## Goal of the exercise
Your task is to find every line in the records that holds the string "screenshot" and copy it.

## Records for processing
+===+

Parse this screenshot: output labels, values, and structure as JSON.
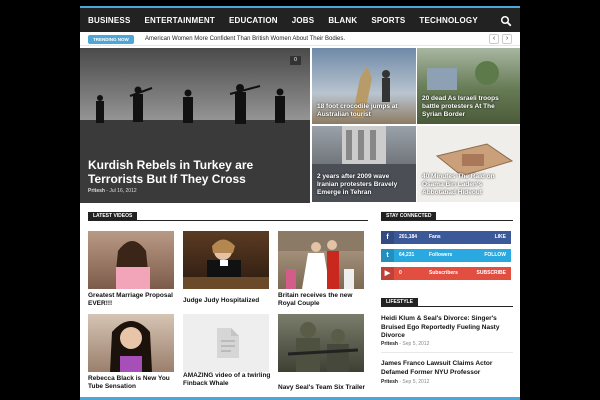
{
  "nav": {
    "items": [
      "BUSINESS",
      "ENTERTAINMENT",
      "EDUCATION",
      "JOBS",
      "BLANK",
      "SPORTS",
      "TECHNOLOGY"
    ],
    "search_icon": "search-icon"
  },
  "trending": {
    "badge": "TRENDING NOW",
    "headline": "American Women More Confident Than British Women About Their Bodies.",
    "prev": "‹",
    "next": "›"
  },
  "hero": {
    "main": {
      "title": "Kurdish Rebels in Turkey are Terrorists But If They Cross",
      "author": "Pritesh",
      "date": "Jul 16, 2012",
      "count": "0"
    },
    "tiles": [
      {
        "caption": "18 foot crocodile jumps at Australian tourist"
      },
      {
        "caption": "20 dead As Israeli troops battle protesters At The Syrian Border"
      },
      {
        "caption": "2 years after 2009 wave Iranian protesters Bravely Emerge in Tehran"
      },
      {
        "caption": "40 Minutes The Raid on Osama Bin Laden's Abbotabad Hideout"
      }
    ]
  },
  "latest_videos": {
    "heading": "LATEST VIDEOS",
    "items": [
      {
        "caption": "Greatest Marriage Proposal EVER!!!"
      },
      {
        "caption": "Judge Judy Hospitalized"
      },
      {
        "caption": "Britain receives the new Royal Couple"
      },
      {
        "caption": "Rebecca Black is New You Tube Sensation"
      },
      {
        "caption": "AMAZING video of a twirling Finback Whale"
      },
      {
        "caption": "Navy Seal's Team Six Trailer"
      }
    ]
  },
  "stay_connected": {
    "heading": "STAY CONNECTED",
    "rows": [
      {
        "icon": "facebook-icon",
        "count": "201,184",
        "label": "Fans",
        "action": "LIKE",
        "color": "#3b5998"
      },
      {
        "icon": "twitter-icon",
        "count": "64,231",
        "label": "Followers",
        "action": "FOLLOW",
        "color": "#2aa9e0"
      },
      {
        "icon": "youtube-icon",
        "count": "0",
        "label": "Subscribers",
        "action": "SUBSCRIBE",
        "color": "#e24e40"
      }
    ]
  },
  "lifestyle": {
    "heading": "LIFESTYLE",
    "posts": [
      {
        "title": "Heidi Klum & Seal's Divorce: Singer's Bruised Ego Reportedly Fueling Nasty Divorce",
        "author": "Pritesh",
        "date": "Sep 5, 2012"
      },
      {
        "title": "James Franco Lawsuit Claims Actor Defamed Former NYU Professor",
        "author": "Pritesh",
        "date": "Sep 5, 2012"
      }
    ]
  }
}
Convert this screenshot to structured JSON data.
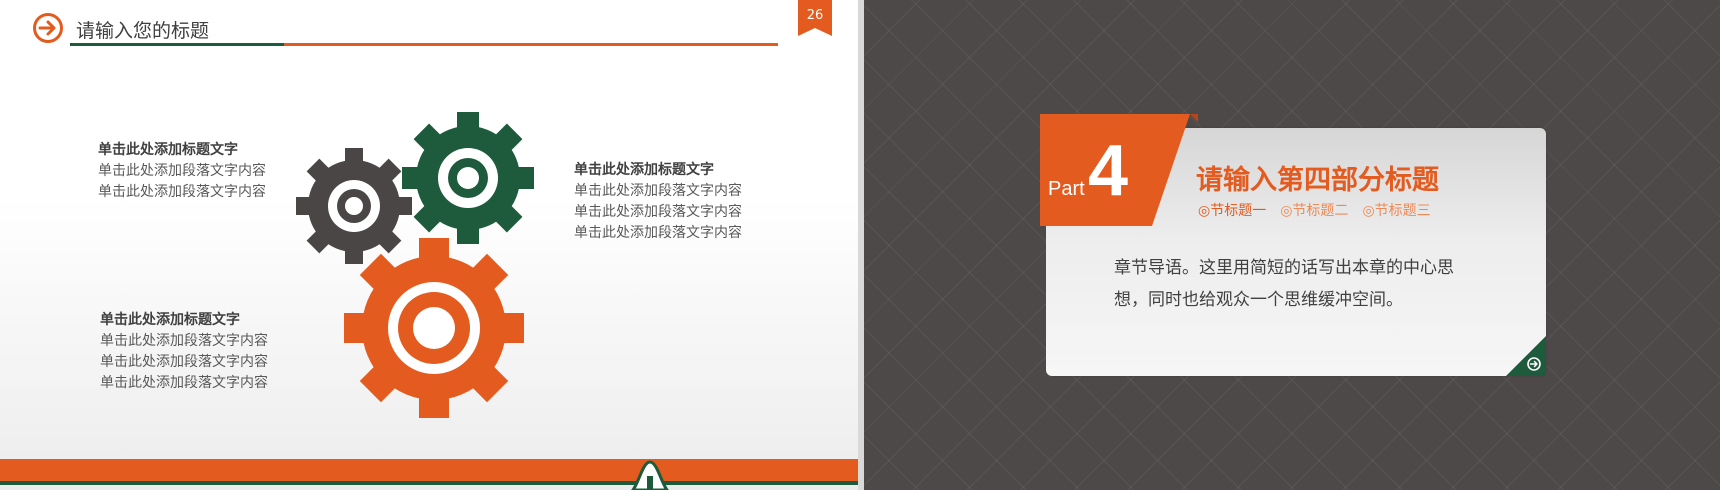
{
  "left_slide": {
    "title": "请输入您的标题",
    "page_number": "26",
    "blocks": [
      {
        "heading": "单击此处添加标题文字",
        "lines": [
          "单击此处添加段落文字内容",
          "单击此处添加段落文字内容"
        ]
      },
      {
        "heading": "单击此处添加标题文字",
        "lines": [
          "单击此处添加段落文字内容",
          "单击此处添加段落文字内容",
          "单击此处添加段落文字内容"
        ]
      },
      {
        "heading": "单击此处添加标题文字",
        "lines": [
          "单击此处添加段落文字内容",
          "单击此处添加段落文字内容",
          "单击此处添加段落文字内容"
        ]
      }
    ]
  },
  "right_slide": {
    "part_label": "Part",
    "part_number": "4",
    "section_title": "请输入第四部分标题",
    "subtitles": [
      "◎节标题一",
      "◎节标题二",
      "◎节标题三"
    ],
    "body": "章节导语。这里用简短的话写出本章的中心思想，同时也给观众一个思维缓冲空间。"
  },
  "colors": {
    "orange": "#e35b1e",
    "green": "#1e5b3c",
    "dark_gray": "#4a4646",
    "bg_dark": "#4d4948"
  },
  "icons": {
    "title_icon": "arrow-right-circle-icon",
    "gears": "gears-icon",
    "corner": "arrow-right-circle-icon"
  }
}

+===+

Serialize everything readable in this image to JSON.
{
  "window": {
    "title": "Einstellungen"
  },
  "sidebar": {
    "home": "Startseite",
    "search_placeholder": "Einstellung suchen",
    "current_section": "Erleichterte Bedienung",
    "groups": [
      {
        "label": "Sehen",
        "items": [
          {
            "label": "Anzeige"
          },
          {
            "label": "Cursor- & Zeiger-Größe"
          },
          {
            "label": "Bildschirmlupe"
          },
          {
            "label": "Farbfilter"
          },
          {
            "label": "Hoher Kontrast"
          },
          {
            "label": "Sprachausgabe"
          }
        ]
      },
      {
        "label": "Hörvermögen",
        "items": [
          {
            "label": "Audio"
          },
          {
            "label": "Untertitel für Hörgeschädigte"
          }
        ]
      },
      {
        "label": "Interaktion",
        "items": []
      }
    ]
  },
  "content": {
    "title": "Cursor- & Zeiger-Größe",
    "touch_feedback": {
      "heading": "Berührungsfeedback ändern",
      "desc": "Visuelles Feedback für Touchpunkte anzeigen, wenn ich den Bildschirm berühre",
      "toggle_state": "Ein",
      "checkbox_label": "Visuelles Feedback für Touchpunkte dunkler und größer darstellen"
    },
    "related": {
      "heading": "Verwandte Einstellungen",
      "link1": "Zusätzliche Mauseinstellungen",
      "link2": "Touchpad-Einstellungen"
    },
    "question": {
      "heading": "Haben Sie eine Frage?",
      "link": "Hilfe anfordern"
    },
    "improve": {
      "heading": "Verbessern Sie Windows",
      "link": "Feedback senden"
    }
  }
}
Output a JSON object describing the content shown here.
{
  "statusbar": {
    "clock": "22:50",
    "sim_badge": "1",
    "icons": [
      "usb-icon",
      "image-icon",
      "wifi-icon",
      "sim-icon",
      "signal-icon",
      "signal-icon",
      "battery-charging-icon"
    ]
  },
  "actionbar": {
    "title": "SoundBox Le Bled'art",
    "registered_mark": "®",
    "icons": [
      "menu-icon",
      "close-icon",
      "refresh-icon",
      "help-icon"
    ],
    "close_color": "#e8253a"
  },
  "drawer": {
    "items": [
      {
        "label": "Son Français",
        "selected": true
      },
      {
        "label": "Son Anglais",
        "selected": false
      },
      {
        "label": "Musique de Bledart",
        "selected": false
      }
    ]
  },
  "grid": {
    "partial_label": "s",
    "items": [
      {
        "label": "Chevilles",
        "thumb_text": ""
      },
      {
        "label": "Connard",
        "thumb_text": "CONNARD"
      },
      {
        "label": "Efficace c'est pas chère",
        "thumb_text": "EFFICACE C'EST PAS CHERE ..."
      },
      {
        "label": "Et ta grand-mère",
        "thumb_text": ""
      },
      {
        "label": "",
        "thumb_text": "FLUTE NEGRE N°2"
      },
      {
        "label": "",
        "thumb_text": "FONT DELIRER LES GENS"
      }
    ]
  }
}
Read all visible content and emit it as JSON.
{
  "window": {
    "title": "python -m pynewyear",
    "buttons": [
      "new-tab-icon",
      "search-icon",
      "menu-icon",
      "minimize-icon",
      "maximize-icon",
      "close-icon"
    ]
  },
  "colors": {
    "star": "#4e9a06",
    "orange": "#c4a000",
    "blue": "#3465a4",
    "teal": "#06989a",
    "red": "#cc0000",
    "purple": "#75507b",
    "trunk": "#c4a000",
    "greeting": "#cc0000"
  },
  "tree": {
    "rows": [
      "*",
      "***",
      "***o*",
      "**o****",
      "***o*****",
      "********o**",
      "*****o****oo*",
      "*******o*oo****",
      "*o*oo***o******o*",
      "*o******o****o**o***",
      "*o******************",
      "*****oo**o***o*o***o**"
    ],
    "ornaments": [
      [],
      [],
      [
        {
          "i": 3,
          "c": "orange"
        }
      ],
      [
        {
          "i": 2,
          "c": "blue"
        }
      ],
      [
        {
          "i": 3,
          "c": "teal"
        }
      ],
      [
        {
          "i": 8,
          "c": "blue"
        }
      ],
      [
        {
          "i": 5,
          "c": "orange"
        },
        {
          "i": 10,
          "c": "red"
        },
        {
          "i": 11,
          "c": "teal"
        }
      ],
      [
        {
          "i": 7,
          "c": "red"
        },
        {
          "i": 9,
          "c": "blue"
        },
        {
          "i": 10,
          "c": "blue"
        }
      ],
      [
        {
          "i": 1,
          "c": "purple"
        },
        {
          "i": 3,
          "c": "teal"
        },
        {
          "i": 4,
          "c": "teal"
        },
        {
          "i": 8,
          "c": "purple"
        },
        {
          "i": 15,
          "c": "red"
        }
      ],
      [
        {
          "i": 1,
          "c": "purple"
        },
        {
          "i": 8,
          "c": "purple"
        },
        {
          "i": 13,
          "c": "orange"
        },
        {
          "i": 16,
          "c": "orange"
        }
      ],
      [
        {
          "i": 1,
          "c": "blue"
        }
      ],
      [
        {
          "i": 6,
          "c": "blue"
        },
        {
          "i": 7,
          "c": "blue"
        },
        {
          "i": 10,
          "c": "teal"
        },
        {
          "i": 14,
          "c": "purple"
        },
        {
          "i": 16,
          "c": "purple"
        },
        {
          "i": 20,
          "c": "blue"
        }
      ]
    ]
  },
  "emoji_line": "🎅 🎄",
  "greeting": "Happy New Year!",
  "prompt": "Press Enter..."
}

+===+

## Answer to this task
Parse this screenshot: output labels, values, and structure as JSON.
Convert this screenshot to structured JSON data.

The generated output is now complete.